▶ [Task goal] Would you set down every line of the data below exactly as it reads?

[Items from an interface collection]
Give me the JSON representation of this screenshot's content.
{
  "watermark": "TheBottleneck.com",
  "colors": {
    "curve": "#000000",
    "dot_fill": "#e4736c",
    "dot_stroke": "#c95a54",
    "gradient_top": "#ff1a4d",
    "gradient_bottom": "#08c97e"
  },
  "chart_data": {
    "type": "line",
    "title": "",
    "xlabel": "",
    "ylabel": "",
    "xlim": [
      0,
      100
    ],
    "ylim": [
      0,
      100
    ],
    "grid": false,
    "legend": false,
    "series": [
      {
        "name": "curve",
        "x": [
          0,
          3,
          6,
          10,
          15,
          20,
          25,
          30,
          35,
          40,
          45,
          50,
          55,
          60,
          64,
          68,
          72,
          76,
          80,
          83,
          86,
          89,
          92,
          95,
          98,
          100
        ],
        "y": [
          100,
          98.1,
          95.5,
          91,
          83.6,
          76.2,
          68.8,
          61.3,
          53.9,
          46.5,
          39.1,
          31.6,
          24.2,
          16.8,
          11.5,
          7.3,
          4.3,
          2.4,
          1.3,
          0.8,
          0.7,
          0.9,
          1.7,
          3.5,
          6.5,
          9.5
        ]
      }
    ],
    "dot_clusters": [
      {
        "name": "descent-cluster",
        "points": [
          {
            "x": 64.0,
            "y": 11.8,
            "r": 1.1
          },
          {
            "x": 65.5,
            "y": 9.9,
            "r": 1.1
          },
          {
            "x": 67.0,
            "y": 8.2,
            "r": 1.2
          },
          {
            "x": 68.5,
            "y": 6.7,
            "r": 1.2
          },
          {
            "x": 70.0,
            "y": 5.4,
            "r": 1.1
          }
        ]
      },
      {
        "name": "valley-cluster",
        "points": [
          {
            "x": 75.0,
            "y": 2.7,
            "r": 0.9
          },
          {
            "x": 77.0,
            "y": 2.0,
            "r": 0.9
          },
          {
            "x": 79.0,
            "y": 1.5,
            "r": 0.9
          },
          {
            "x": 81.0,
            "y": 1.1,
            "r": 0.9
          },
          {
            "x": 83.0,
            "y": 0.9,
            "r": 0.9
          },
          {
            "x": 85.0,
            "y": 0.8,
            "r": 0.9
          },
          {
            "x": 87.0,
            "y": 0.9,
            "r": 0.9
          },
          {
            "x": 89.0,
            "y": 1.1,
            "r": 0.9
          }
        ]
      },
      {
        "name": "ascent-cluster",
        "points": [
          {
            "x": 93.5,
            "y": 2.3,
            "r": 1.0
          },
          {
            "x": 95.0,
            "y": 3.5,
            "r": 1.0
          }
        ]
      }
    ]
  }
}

▶ [Answer below]
Give me the JSON representation of this screenshot's content.
{
  "watermark": "TheBottleneck.com",
  "colors": {
    "curve": "#000000",
    "dot_fill": "#e4736c",
    "dot_stroke": "#c95a54",
    "gradient_top": "#ff1a4d",
    "gradient_bottom": "#08c97e"
  },
  "chart_data": {
    "type": "line",
    "title": "",
    "xlabel": "",
    "ylabel": "",
    "xlim": [
      0,
      100
    ],
    "ylim": [
      0,
      100
    ],
    "grid": false,
    "legend": false,
    "series": [
      {
        "name": "curve",
        "x": [
          0,
          3,
          6,
          10,
          15,
          20,
          25,
          30,
          35,
          40,
          45,
          50,
          55,
          60,
          64,
          68,
          72,
          76,
          80,
          83,
          86,
          89,
          92,
          95,
          98,
          100
        ],
        "y": [
          100,
          98.1,
          95.5,
          91,
          83.6,
          76.2,
          68.8,
          61.3,
          53.9,
          46.5,
          39.1,
          31.6,
          24.2,
          16.8,
          11.5,
          7.3,
          4.3,
          2.4,
          1.3,
          0.8,
          0.7,
          0.9,
          1.7,
          3.5,
          6.5,
          9.5
        ]
      }
    ],
    "dot_clusters": [
      {
        "name": "descent-cluster",
        "points": [
          {
            "x": 64.0,
            "y": 11.8,
            "r": 1.1
          },
          {
            "x": 65.5,
            "y": 9.9,
            "r": 1.1
          },
          {
            "x": 67.0,
            "y": 8.2,
            "r": 1.2
          },
          {
            "x": 68.5,
            "y": 6.7,
            "r": 1.2
          },
          {
            "x": 70.0,
            "y": 5.4,
            "r": 1.1
          }
        ]
      },
      {
        "name": "valley-cluster",
        "points": [
          {
            "x": 75.0,
            "y": 2.7,
            "r": 0.9
          },
          {
            "x": 77.0,
            "y": 2.0,
            "r": 0.9
          },
          {
            "x": 79.0,
            "y": 1.5,
            "r": 0.9
          },
          {
            "x": 81.0,
            "y": 1.1,
            "r": 0.9
          },
          {
            "x": 83.0,
            "y": 0.9,
            "r": 0.9
          },
          {
            "x": 85.0,
            "y": 0.8,
            "r": 0.9
          },
          {
            "x": 87.0,
            "y": 0.9,
            "r": 0.9
          },
          {
            "x": 89.0,
            "y": 1.1,
            "r": 0.9
          }
        ]
      },
      {
        "name": "ascent-cluster",
        "points": [
          {
            "x": 93.5,
            "y": 2.3,
            "r": 1.0
          },
          {
            "x": 95.0,
            "y": 3.5,
            "r": 1.0
          }
        ]
      }
    ]
  }
}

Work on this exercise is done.